Serfdom is freedom. Liberation is slavery. These days, the signs of the times aren't exactly subtle.
Constitutional Court Chairman Valery Zorkin's recent article praising the institution of serfdom and critiquing its abolition in 1861 raised more than a few eyebrows.
Russia, of course, isn't going back to serfdom. And Zorkin, despite the claims of some critics, wasn't calling for this.
But in Russia, history is never just history. And articles like this don't appear in the government's official newspaper by accident. They are usually meant to send some kind of message to the elite.
Moreover, in recent years, Zorkin has sometimes acted as a pamphleteer for the Kremlin who telegraphs an emerging policy line.
But if this was a policy balloon, it sure was a doozy.
So what was the real message of this strange and controversial article and what does it portend? On this week's "Power Vertical Podcast," we try to unpack Zorkin's message and take a closer look at Russia's increasingly conservative ideology and political climate.
Joining me are co-host Mark Galeotti, a professor at New York University, an expert on Russia's security services, and author of the blog "In Moscow's Shadows"; and Sean Guillory of the University of Pittsburgh's Center for Russian and Eastern European Studies, author of "Sean's Russia Blog."

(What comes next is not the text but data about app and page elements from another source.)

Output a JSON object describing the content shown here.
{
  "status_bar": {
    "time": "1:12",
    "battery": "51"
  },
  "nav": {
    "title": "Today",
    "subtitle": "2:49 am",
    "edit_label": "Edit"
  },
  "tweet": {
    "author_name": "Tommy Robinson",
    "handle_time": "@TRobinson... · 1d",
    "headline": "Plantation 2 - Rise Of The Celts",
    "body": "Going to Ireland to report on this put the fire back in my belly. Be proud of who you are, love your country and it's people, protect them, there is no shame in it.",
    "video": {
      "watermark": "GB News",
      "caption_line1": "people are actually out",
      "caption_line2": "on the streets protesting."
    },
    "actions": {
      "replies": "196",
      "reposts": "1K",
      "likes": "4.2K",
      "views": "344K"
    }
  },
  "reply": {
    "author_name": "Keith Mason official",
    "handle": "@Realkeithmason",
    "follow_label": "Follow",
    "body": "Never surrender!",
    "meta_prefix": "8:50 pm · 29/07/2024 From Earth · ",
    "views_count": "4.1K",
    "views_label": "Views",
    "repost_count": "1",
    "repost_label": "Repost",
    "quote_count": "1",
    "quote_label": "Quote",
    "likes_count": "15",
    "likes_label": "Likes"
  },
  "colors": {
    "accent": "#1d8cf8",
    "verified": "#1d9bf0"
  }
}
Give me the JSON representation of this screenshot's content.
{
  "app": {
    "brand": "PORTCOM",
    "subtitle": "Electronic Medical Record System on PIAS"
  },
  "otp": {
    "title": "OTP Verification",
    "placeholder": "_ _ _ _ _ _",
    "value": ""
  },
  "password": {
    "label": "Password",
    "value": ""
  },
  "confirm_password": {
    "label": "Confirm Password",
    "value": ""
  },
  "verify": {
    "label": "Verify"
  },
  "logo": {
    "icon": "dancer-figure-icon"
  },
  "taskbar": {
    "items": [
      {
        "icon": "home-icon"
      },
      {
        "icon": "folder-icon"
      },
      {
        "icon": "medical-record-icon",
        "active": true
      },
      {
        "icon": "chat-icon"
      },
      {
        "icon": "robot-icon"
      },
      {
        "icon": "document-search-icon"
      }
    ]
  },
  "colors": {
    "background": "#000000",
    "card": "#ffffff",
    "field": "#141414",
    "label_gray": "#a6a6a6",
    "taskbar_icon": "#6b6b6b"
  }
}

Listen to or download the podcast above or subscribe to "The Power Vertical Podcast" on iTunes.